Records from a collection:

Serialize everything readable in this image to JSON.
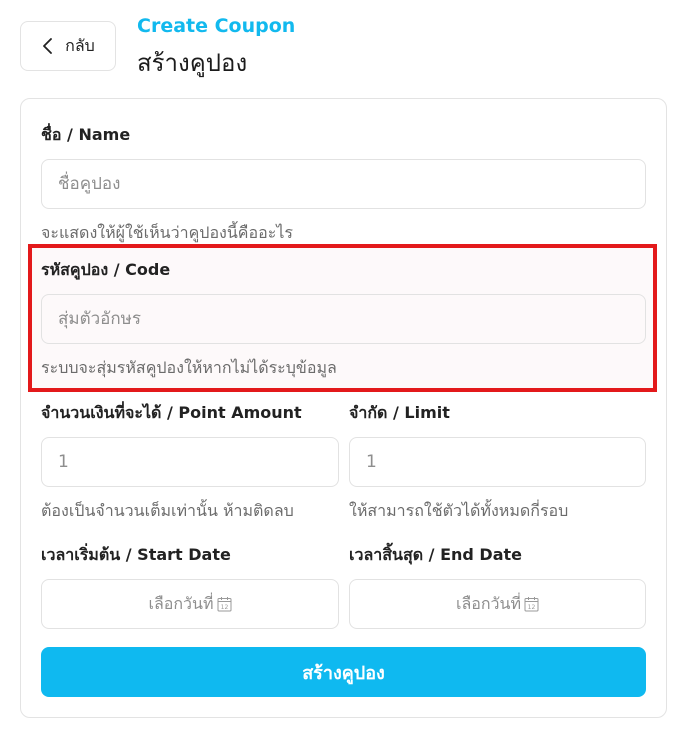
{
  "header": {
    "back_label": "กลับ",
    "subtitle": "Create Coupon",
    "title": "สร้างคูปอง"
  },
  "form": {
    "name": {
      "label": "ชื่อ / Name",
      "placeholder": "ชื่อคูปอง",
      "value": "",
      "hint": "จะแสดงให้ผู้ใช้เห็นว่าคูปองนี้คืออะไร"
    },
    "code": {
      "label": "รหัสคูปอง / Code",
      "placeholder": "สุ่มตัวอักษร",
      "value": "",
      "hint": "ระบบจะสุ่มรหัสคูปองให้หากไม่ได้ระบุข้อมูล"
    },
    "point_amount": {
      "label": "จำนวนเงินที่จะได้ / Point Amount",
      "placeholder": "1",
      "value": "",
      "hint": "ต้องเป็นจำนวนเต็มเท่านั้น ห้ามติดลบ"
    },
    "limit": {
      "label": "จำกัด / Limit",
      "placeholder": "1",
      "value": "",
      "hint": "ให้สามารถใช้ตัวได้ทั้งหมดกี่รอบ"
    },
    "start_date": {
      "label": "เวลาเริ่มต้น / Start Date",
      "placeholder": "เลือกวันที่"
    },
    "end_date": {
      "label": "เวลาสิ้นสุด / End Date",
      "placeholder": "เลือกวันที่"
    },
    "submit_label": "สร้างคูปอง"
  },
  "icons": {
    "back": "chevron-left-icon",
    "calendar": "calendar-icon"
  },
  "colors": {
    "accent": "#0fb9f0",
    "subtitle": "#12b9ee",
    "highlight_border": "#e3191b"
  }
}
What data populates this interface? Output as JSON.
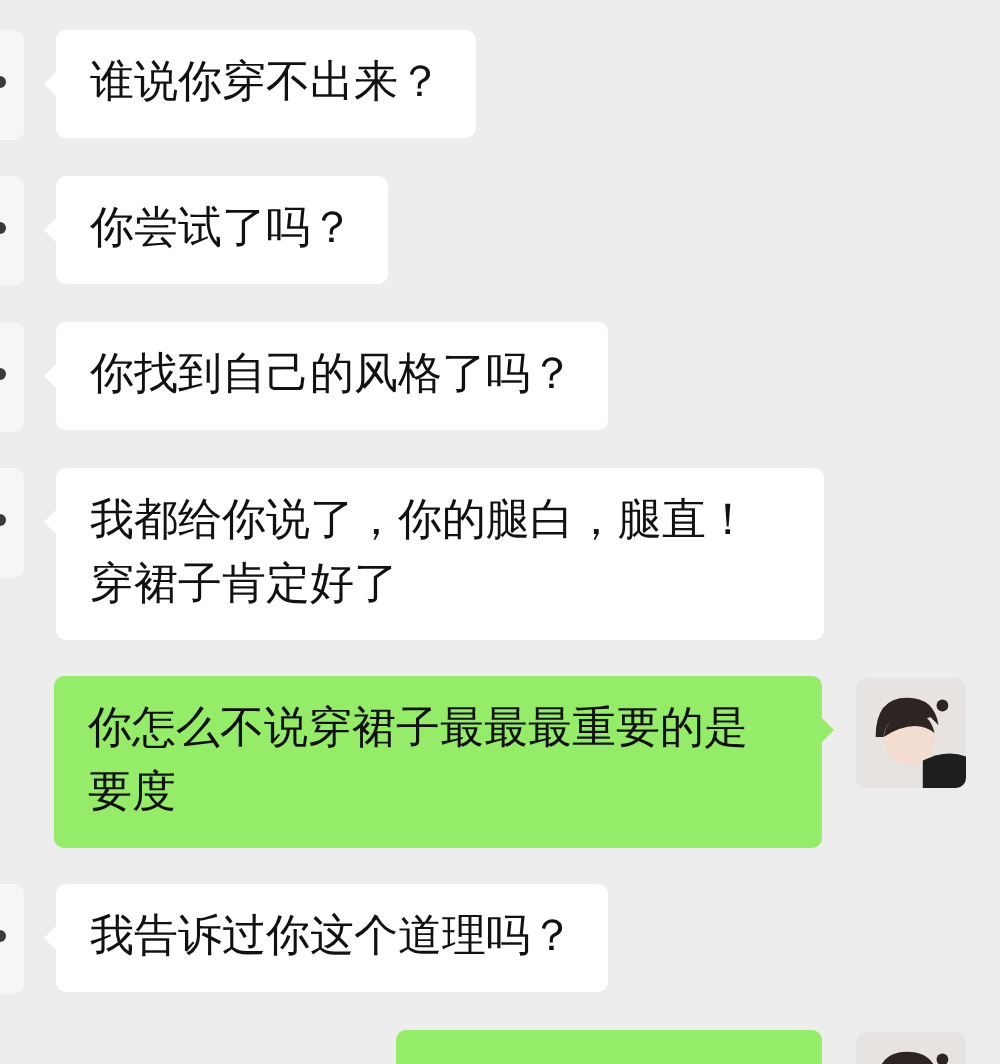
{
  "messages": [
    {
      "kind": "incoming",
      "text": "谁说你穿不出来？"
    },
    {
      "kind": "incoming",
      "text": "你尝试了吗？"
    },
    {
      "kind": "incoming",
      "text": "你找到自己的风格了吗？"
    },
    {
      "kind": "incoming",
      "text": "我都给你说了，你的腿白，腿直！穿裙子肯定好了"
    },
    {
      "kind": "outgoing",
      "text": "你怎么不说穿裙子最最最重要的是要度"
    },
    {
      "kind": "incoming",
      "text": "我告诉过你这个道理吗？"
    },
    {
      "kind": "outgoing"
    }
  ]
}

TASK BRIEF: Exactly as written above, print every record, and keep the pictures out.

SOLUTION TO THE PROBLEM:
Serialize everything readable in this image to JSON.
{
  "header": {
    "back_label": "กลับ",
    "subtitle": "Create Coupon",
    "title": "สร้างคูปอง"
  },
  "form": {
    "name": {
      "label": "ชื่อ / Name",
      "placeholder": "ชื่อคูปอง",
      "value": "",
      "hint": "จะแสดงให้ผู้ใช้เห็นว่าคูปองนี้คืออะไร"
    },
    "code": {
      "label": "รหัสคูปอง / Code",
      "placeholder": "สุ่มตัวอักษร",
      "value": "",
      "hint": "ระบบจะสุ่มรหัสคูปองให้หากไม่ได้ระบุข้อมูล"
    },
    "point_amount": {
      "label": "จำนวนเงินที่จะได้ / Point Amount",
      "placeholder": "1",
      "value": "",
      "hint": "ต้องเป็นจำนวนเต็มเท่านั้น ห้ามติดลบ"
    },
    "limit": {
      "label": "จำกัด / Limit",
      "placeholder": "1",
      "value": "",
      "hint": "ให้สามารถใช้ตัวได้ทั้งหมดกี่รอบ"
    },
    "start_date": {
      "label": "เวลาเริ่มต้น / Start Date",
      "placeholder": "เลือกวันที่"
    },
    "end_date": {
      "label": "เวลาสิ้นสุด / End Date",
      "placeholder": "เลือกวันที่"
    },
    "submit_label": "สร้างคูปอง"
  },
  "icons": {
    "back": "chevron-left-icon",
    "calendar": "calendar-icon"
  },
  "colors": {
    "accent": "#0fb9f0",
    "subtitle": "#12b9ee",
    "highlight_border": "#e3191b"
  }
}
What data populates this interface? Output as JSON.
{
  "messages": [
    {
      "kind": "incoming",
      "text": "谁说你穿不出来？"
    },
    {
      "kind": "incoming",
      "text": "你尝试了吗？"
    },
    {
      "kind": "incoming",
      "text": "你找到自己的风格了吗？"
    },
    {
      "kind": "incoming",
      "text": "我都给你说了，你的腿白，腿直！穿裙子肯定好了"
    },
    {
      "kind": "outgoing",
      "text": "你怎么不说穿裙子最最最重要的是要度"
    },
    {
      "kind": "incoming",
      "text": "我告诉过你这个道理吗？"
    },
    {
      "kind": "outgoing"
    }
  ]
}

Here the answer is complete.